Unethical NIH-Sponsored Clinical Trial – Involving Heart Attack Patients Throughout the U.S. and Canada – Must Be Halted

Public Citizen Calls on Office for Human Research Protections and Department of Veterans Affairs to Halt Enrollment in MINT Trial

WASHINGTON, D.C. – Public Citizen today called for immediate suspension of a clinical trial that is expected to involve thousands of heart attack patients throughout the U.S. and Canada because of potentially serious ethical violations. Public Citizen’s concerns were detailed in a letter sent today to the U.S. Department of Health and Human Services’ Office for Human Research Protections (OHRP) and the U.S. Department of Veterans Affairs’ (VA) Office of Research Oversight (ORO).

The Myocardial Ischemia and Transfusion (MINT) trial will randomly assign hospital patients suffering acute heart attacks and significant anemia to one of two blood transfusion strategies based upon their red blood cell (RBC) levels. Some will be assigned to a “liberal” strategy in which they are transfused sooner at a higher RBC level, and others will be assigned to a “restrictive” strategy in which they are transfused when they hit a significantly lower RBC level.

Researchers then will measure how many subjects die or have another heart attack within 30 days. Prior studies already strongly suggest that a restrictive transfusion strategy is more likely to lead to further heart attacks and death than a liberal strategy.

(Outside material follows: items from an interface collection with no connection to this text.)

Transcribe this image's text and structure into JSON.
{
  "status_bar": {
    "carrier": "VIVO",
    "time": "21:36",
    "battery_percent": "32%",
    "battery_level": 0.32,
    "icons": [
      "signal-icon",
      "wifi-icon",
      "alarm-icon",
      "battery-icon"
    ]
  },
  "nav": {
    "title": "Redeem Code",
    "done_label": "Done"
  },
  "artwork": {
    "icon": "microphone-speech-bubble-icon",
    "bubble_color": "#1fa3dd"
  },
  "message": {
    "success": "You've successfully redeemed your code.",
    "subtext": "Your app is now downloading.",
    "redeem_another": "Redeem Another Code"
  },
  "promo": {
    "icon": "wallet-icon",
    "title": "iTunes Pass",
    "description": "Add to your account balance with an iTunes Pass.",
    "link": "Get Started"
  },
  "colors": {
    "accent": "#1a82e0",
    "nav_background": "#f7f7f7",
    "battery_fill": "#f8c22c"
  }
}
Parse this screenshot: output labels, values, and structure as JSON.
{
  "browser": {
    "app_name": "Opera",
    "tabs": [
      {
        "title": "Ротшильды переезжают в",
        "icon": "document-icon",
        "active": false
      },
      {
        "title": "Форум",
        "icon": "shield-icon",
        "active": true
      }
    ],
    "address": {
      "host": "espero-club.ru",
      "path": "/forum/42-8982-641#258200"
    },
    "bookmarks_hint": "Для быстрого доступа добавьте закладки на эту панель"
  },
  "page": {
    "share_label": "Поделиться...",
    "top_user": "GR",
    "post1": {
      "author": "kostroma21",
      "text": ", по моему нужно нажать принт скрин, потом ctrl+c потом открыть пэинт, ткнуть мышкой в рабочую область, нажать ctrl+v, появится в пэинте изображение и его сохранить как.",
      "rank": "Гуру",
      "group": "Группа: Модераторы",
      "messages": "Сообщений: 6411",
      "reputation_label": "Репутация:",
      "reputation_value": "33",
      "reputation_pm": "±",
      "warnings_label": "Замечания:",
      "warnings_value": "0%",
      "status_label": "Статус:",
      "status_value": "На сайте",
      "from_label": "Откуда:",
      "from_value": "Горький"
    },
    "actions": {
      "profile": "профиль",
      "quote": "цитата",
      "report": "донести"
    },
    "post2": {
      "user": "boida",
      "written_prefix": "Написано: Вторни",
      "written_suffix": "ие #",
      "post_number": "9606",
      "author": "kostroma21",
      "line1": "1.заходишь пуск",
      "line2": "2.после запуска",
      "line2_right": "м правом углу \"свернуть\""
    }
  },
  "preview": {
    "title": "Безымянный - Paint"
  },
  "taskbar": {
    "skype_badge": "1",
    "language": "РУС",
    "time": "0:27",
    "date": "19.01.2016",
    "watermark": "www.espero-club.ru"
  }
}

The planned number of subjects is 3,500, to be enrolled at several dozen institutions throughout the U.S. and Canada. In March and April 2016, researchers at 67 institutions provided letters of support to the MINT trial’s principal investigator, expressing their commitment to, or interest in, participating in the trial. In some cases, researchers may have withdrawn support, or an institution may not give approval. Public Citizen’s list of institutions that expressed interest includes four VA hospitals.

The study is being funded by the National Institutes for Health, making it subject to the jurisdiction of the OHRP. Any participation by VA medical centers also would make the trial subject to oversight by the VA’s ORO.

Based on a review of the MINT trial’s protocol, sample consent forms and background information, Public Citizen is concerned that the trial lacks adequate protections for its human subjects and violates basic ethical principles:

• The restrictive transfusion strategy may be putting the subjects’ health and lives at unacceptable risk;
• The trial protocol fails to provide key information — including a description of current usual care blood transfusion practices for patients with heart attacks who are hospitalized at the institutions that are to enroll subjects — that an Institutional Review Board (IRB) would need to determine whether the study meets approval criteria; and
• The sample consent form fails to adequately describe the purpose of the research, the risks of the trial and whether the transfusion strategies being tested are experimental.

“One of the most troubling ethical lapses in the MINT trial is the failure of the consent form to fully disclose to potential subjects the possible risks of using a restrictive blood transfusion strategy,” said Dr. Michael Carome, director of Public Citizen’s Health Research Group. “A reasonable person who is considering enrolling in this trial certainly would want to know about prior research results that strongly suggest that use of a restrictive strategy in heart attack patients increases the chances of dying or having another heart attack, and yet the consent form makes no mention of these risks.”

Public Citizen is calling on OHRP and ORO to suspend enrollment in the trial immediately, and require the researchers to conduct detailed surveys and/or studies of current blood transfusion practices for heart attack patients hospitalized at the participating institutions.

The agencies also should require the researchers to revise the protocol to describe all prior evidence from randomized clinical trials that compared liberal and restrictive blood transfusion strategies, and how the MINT trial will affect the care of the patients at the institutions that are to enroll subjects, Public Citizen said.

The researchers also must revise the consent forms and submit them, along with the revised protocol, to the OHRP, ORO and the IRBs responsible for reviewing the trial, Public Citizen said.

View Public Citizen’s letter.